China said Tuesday it had held "frank" talks with North Korea's chief nuclear negotiator, after Pyongyang announced it had invited UN inspectors to monitor a nuclear deal with the United States.
A government statement said Wu Dawei, China's envoy for the Korean nuclear dispute, and Ri Yong-Ho had a "frank and in-depth exchange of opinions on how to safeguard peace and stability on the Korean Peninsula" in Beijing on Monday.
It was the second time the two sides have met since North Korea announced on Friday that it would launch a rocket carrying a satellite next month, indicating the level of concern over the plan in Beijing.
Within hours of that announcement, Chinese vice foreign minister Zhang Zhijun met Pyongyang's ambassador to China to express Beijing's worries and to urge restraint, according to an earlier government statement.
Next month's planned launch, which will violate a United Nations resolution, has sparked widespread complaints that the communist state is testing long-range missile technology which could one day deliver a nuclear warhead.

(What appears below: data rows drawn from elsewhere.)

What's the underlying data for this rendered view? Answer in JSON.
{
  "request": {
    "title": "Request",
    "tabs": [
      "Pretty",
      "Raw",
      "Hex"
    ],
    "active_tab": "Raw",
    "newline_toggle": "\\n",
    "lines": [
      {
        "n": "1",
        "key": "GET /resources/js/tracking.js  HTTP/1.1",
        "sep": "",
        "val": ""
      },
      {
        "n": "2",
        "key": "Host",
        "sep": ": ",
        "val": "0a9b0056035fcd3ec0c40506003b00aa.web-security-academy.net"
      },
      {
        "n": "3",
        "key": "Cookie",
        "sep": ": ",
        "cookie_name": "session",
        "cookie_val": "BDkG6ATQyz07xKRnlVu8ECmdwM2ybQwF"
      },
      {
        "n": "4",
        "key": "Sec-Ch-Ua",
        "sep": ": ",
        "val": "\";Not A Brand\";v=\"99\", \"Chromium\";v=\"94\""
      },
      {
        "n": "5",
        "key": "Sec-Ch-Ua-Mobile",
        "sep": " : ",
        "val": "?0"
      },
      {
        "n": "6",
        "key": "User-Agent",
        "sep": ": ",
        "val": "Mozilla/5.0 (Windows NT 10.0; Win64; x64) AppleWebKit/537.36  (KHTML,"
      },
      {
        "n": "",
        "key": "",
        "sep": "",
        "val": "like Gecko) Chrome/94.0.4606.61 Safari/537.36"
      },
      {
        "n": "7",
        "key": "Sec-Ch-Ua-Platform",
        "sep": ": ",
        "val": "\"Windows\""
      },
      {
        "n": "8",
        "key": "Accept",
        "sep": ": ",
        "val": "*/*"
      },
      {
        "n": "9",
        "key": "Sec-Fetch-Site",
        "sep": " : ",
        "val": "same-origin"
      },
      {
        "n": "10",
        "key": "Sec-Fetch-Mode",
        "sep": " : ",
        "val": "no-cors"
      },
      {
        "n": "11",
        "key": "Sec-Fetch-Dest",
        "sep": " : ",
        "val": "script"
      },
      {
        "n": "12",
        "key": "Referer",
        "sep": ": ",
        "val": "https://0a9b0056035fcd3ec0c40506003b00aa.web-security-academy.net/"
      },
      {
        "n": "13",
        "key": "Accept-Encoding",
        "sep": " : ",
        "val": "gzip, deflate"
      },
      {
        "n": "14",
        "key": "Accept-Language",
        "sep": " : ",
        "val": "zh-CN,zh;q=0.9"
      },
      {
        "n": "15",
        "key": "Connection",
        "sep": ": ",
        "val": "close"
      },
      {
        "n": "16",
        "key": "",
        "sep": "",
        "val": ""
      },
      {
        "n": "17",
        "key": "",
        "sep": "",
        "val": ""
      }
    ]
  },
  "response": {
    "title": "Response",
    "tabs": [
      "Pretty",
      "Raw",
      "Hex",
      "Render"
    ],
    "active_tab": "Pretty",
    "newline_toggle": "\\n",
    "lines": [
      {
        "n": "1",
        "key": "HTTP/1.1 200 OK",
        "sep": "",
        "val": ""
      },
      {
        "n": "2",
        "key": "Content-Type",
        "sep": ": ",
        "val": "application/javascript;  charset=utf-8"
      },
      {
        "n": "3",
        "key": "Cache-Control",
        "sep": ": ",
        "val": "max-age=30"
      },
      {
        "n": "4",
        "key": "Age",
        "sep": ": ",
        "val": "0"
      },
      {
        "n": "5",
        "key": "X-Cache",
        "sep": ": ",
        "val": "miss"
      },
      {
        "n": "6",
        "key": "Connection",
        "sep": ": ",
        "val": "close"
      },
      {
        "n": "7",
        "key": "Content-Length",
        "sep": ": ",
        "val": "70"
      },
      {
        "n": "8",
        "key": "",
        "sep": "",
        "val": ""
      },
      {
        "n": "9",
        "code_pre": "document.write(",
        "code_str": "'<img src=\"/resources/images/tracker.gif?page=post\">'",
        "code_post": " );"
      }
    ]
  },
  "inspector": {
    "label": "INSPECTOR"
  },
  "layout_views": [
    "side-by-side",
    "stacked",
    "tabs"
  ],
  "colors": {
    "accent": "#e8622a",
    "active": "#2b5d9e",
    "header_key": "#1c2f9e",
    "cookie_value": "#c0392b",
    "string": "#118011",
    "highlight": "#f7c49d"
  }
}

The announcement came just 16 days after Pyongyang agreed to suspend long-range missile tests in return for the US food aid -- a deal North Korea has insisted remains in force.
Washington says any launch would breach a deal announced on February 29, which offered substantial US food aid for a partial nuclear freeze.
The North, which came under new leadership in December under the young and untested Kim Jong-Un, insists otherwise.
"The satellite launch is one thing and the DPRK-US agreement is another," its negotiator Ri said late Monday in Beijing, using the North's full name, the Democratic People's Republic of Korea.
The deal raised modest hopes of progress in decades-long efforts to curb the North's nuclear weapons drive, including long-stalled six-party talks on disarmament that are chaired by China.